In one of her most fascinating poems, AUTOPSY REPORT 2.11.75, from the volume The Wooden Overcoat (1982), Katerina Gogou revisits the day when the Italian poet Pier Paolo Pasolini (he was certainly more than an ally to her) was found murdered on the beach at Ostia. In the blind spot of a surveillance camera — a poet no one fears is no poet — Gogou traces with anatomical precision the horrific injuries that led to his agonizing death. “His face disfigured by the framework of the class he denied / a black and blue volunteer of the ragtag proletariat. / The fingers of the left hand broken by social realism thrown away to floodlit trash. / The jaw broken / by the uppercut of a union organizer a hired thug. The ears chewed by asonofabitch / who couldn’t get an erection. / The neck broken and severed from the body on the basic principle of independent function.” In this kind of suffering register, she points out the parallel connection between the Vatican and the PCI (and their co-responsibility), which saw the homosexual poet as a nuisance, one finally silenced by his murderers of neo-capitalist cruelty.
AN EXCERPT FROM MY REVIEW KATERINA GOGOU “WHAT I’M AFRAID MOST OF ALL IS BECOME A POET” (LANA TURNER JOURNAL 14)

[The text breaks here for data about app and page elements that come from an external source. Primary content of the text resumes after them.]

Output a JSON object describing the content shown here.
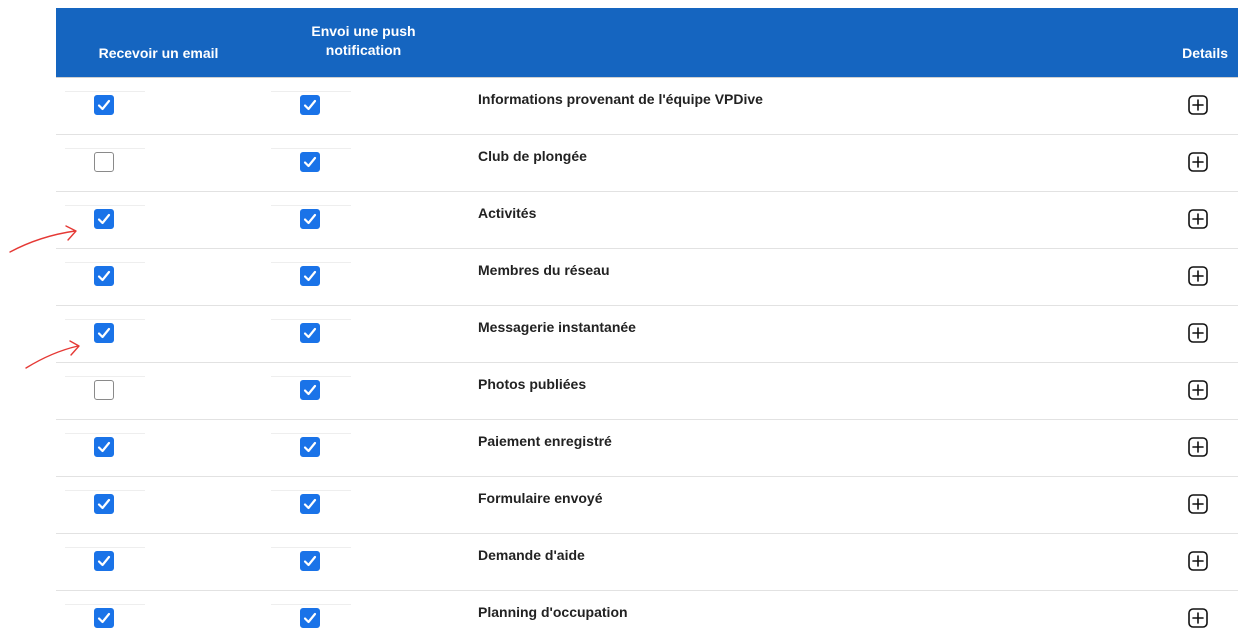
{
  "header": {
    "email_col": "Recevoir un email",
    "push_col_line1": "Envoi une push",
    "push_col_line2": "notification",
    "details_col": "Details"
  },
  "rows": [
    {
      "label": "Informations provenant de l'équipe VPDive",
      "email": true,
      "push": true
    },
    {
      "label": "Club de plongée",
      "email": false,
      "push": true
    },
    {
      "label": "Activités",
      "email": true,
      "push": true
    },
    {
      "label": "Membres du réseau",
      "email": true,
      "push": true
    },
    {
      "label": "Messagerie instantanée",
      "email": true,
      "push": true
    },
    {
      "label": "Photos publiées",
      "email": false,
      "push": true
    },
    {
      "label": "Paiement enregistré",
      "email": true,
      "push": true
    },
    {
      "label": "Formulaire envoyé",
      "email": true,
      "push": true
    },
    {
      "label": "Demande d'aide",
      "email": true,
      "push": true
    },
    {
      "label": "Planning d'occupation",
      "email": true,
      "push": true
    }
  ],
  "icons": {
    "checked": "check-icon",
    "details": "plus-square-icon",
    "annotation": "red-arrow-annotation"
  },
  "colors": {
    "header_bg": "#1565c0",
    "checkbox_checked": "#1a73e8",
    "annotation": "#e53935"
  }
}
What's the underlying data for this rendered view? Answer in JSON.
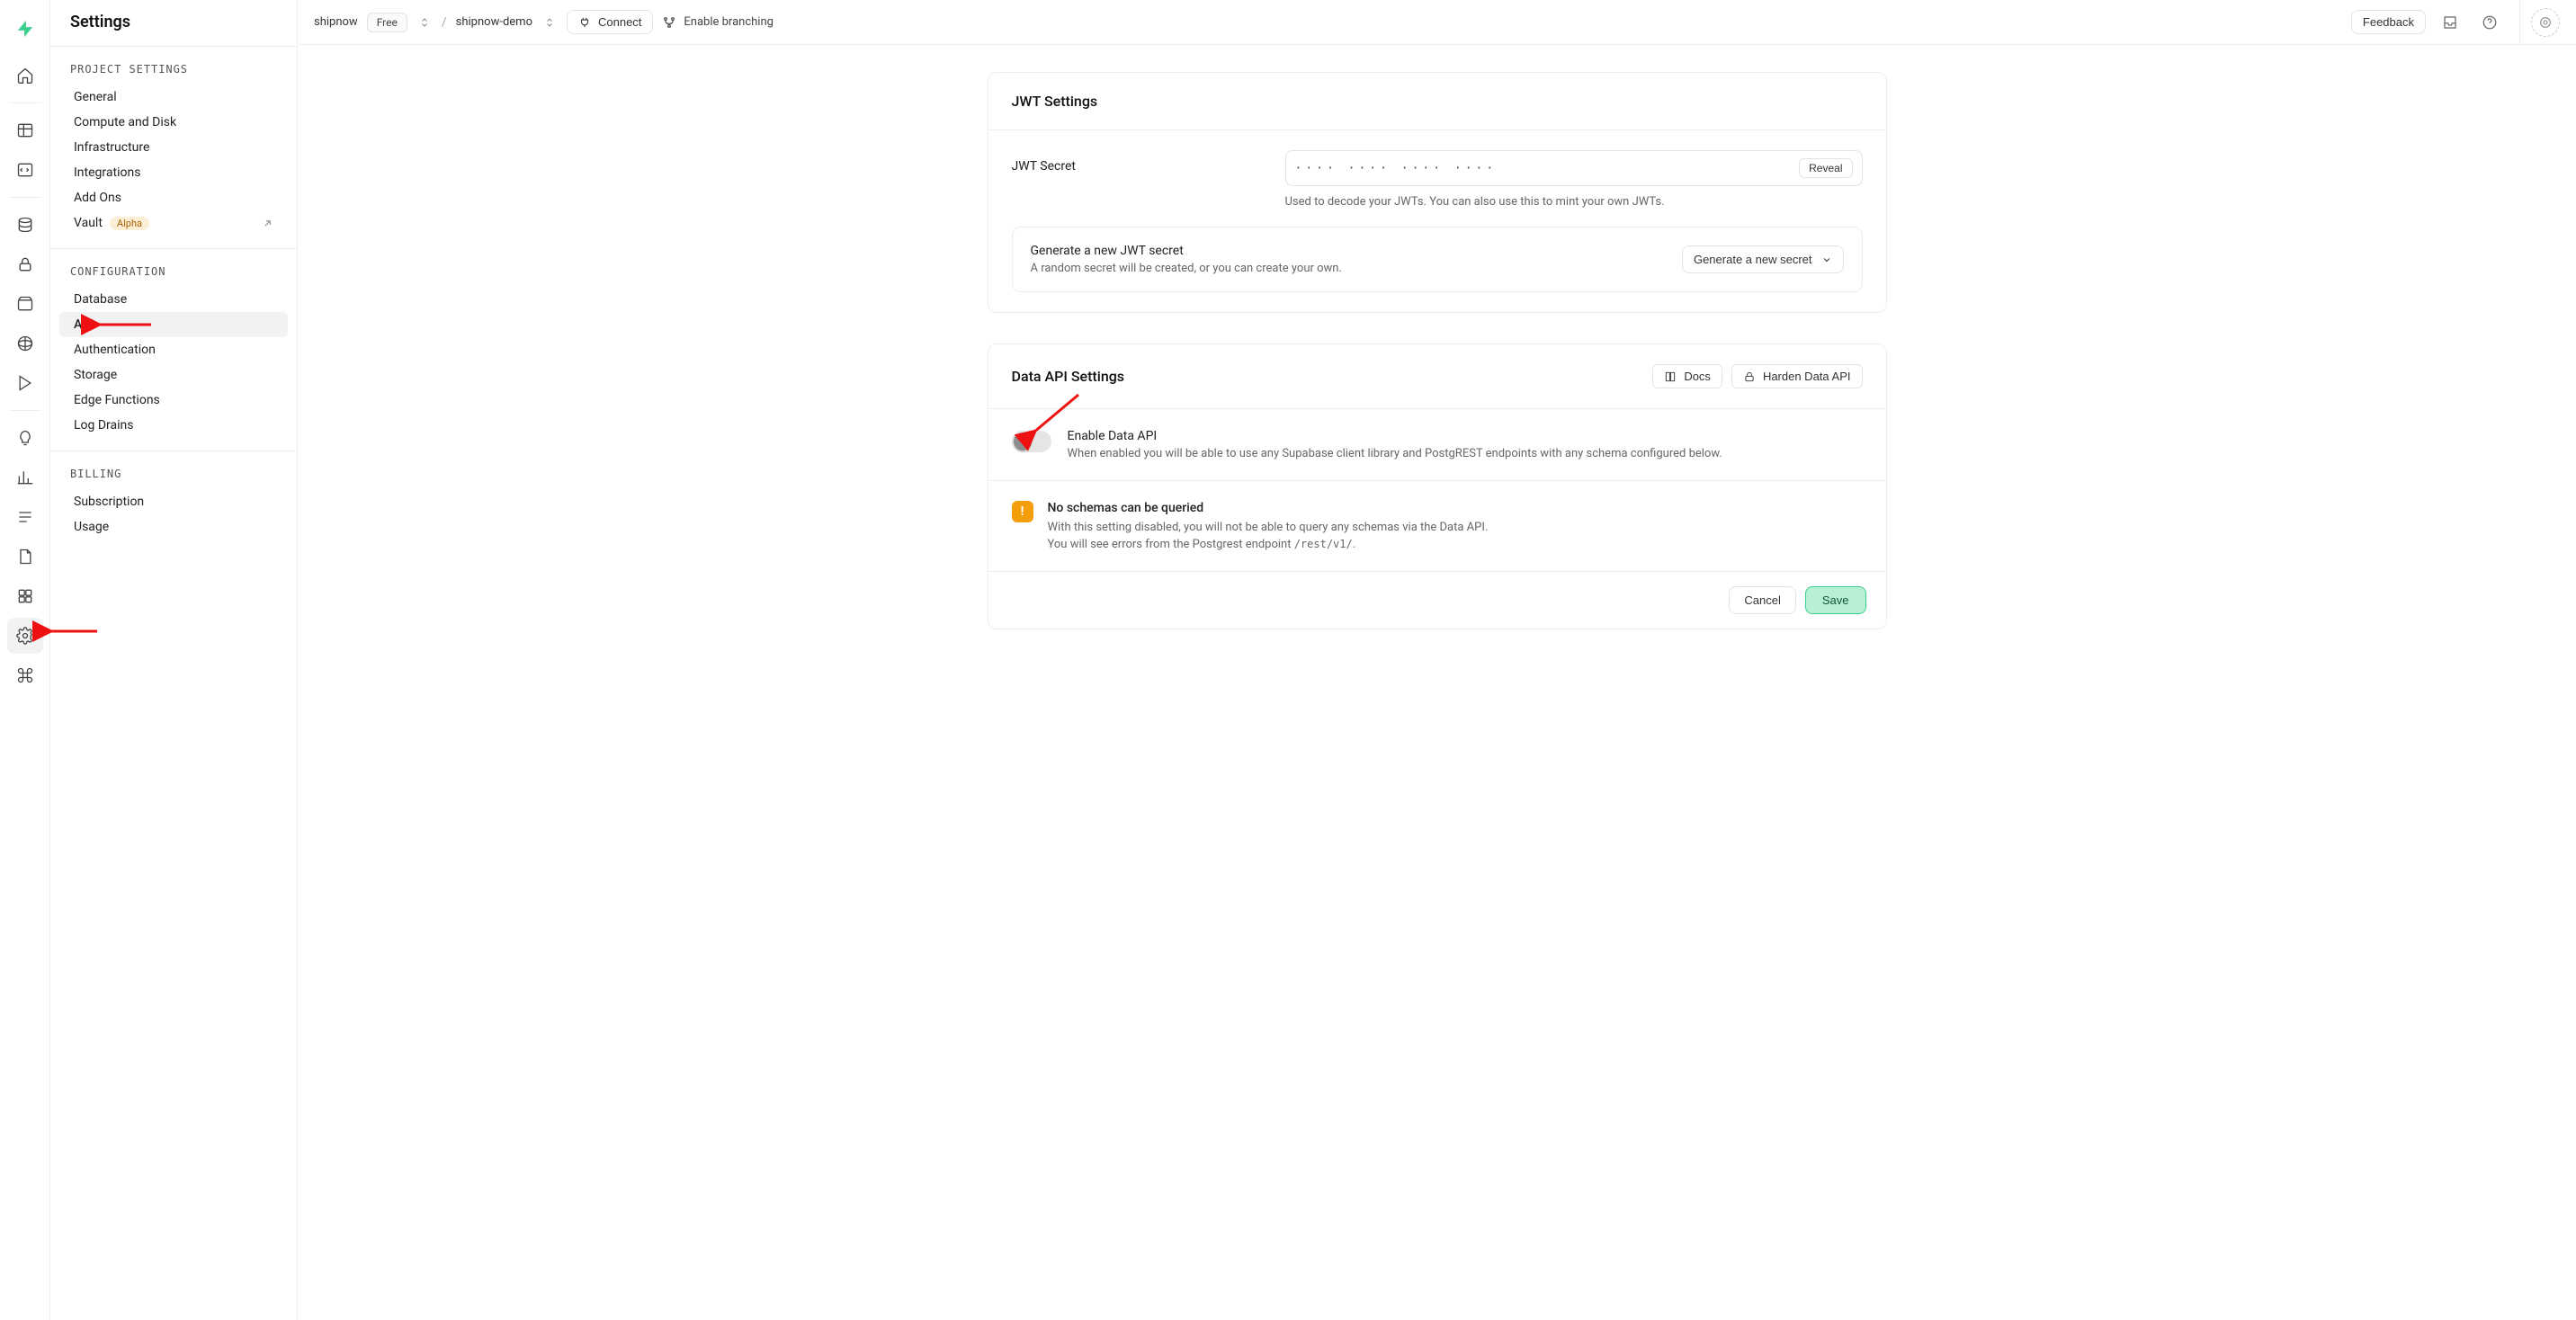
{
  "topbar": {
    "tenant": "shipnow",
    "plan": "Free",
    "project": "shipnow-demo",
    "connect": "Connect",
    "branching": "Enable branching",
    "feedback": "Feedback"
  },
  "sidebar": {
    "title": "Settings",
    "section_project": "PROJECT SETTINGS",
    "section_config": "CONFIGURATION",
    "section_billing": "BILLING",
    "items": {
      "general": "General",
      "compute": "Compute and Disk",
      "infra": "Infrastructure",
      "integrations": "Integrations",
      "addons": "Add Ons",
      "vault": "Vault",
      "vault_badge": "Alpha",
      "database": "Database",
      "api": "API",
      "auth": "Authentication",
      "storage": "Storage",
      "edge": "Edge Functions",
      "logs": "Log Drains",
      "subscription": "Subscription",
      "usage": "Usage"
    }
  },
  "jwt": {
    "title": "JWT Settings",
    "secret_label": "JWT Secret",
    "secret_mask": "···· ···· ···· ····",
    "reveal": "Reveal",
    "hint": "Used to decode your JWTs. You can also use this to mint your own JWTs.",
    "gen_title": "Generate a new JWT secret",
    "gen_sub": "A random secret will be created, or you can create your own.",
    "gen_btn": "Generate a new secret"
  },
  "dataapi": {
    "title": "Data API Settings",
    "docs": "Docs",
    "harden": "Harden Data API",
    "toggle_title": "Enable Data API",
    "toggle_sub": "When enabled you will be able to use any Supabase client library and PostgREST endpoints with any schema configured below.",
    "warn_title": "No schemas can be queried",
    "warn_l1": "With this setting disabled, you will not be able to query any schemas via the Data API.",
    "warn_l2a": "You will see errors from the Postgrest endpoint ",
    "warn_l2b": "/rest/v1/",
    "warn_l2c": ".",
    "cancel": "Cancel",
    "save": "Save"
  }
}
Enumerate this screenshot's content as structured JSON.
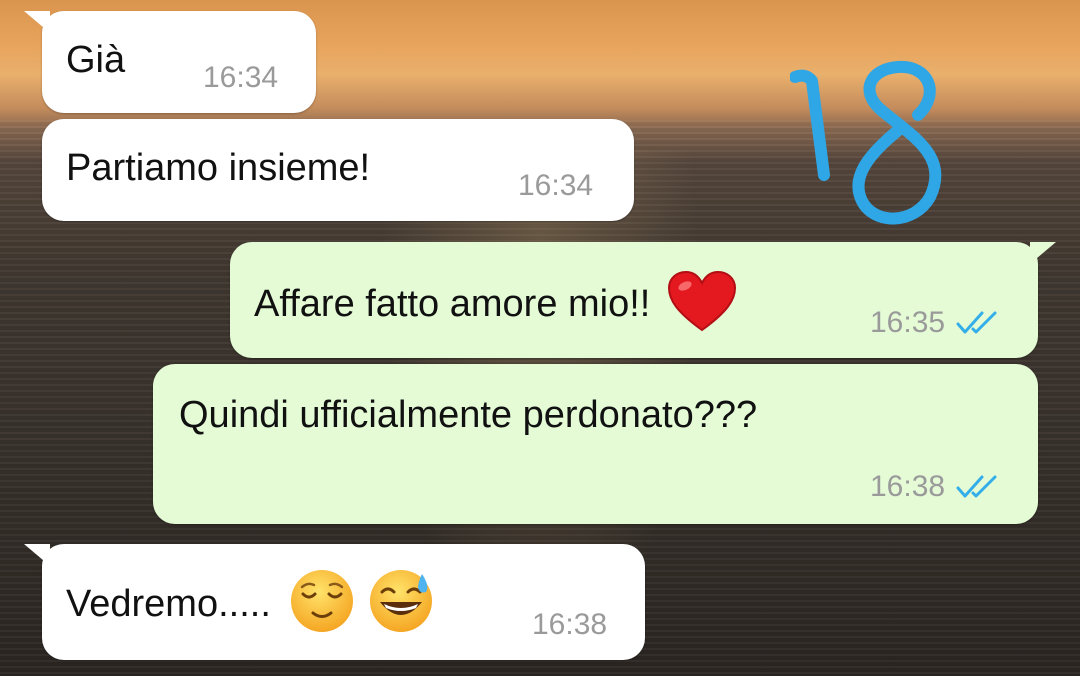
{
  "messages": [
    {
      "id": "m1",
      "direction": "incoming",
      "text": "Già",
      "time": "16:34"
    },
    {
      "id": "m2",
      "direction": "incoming",
      "text": "Partiamo insieme!",
      "time": "16:34"
    },
    {
      "id": "m3",
      "direction": "outgoing",
      "text": "Affare fatto amore mio!!",
      "emoji": [
        "red-heart"
      ],
      "time": "16:35",
      "status": "read"
    },
    {
      "id": "m4",
      "direction": "outgoing",
      "text": "Quindi ufficialmente perdonato???",
      "time": "16:38",
      "status": "read"
    },
    {
      "id": "m5",
      "direction": "incoming",
      "text": "Vedremo.....",
      "emoji": [
        "relieved-face",
        "grinning-face-with-sweat"
      ],
      "time": "16:38"
    }
  ],
  "overlay": {
    "text": "18",
    "color": "#2fa6e6"
  },
  "colors": {
    "incoming_bubble": "#ffffff",
    "outgoing_bubble": "#e4fbd6",
    "read_ticks": "#34aee8",
    "timestamp": "#9a9a9a"
  }
}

KATERINA GOGOU | NOW LET’S SEE WHAT YOU’RE GONNA DO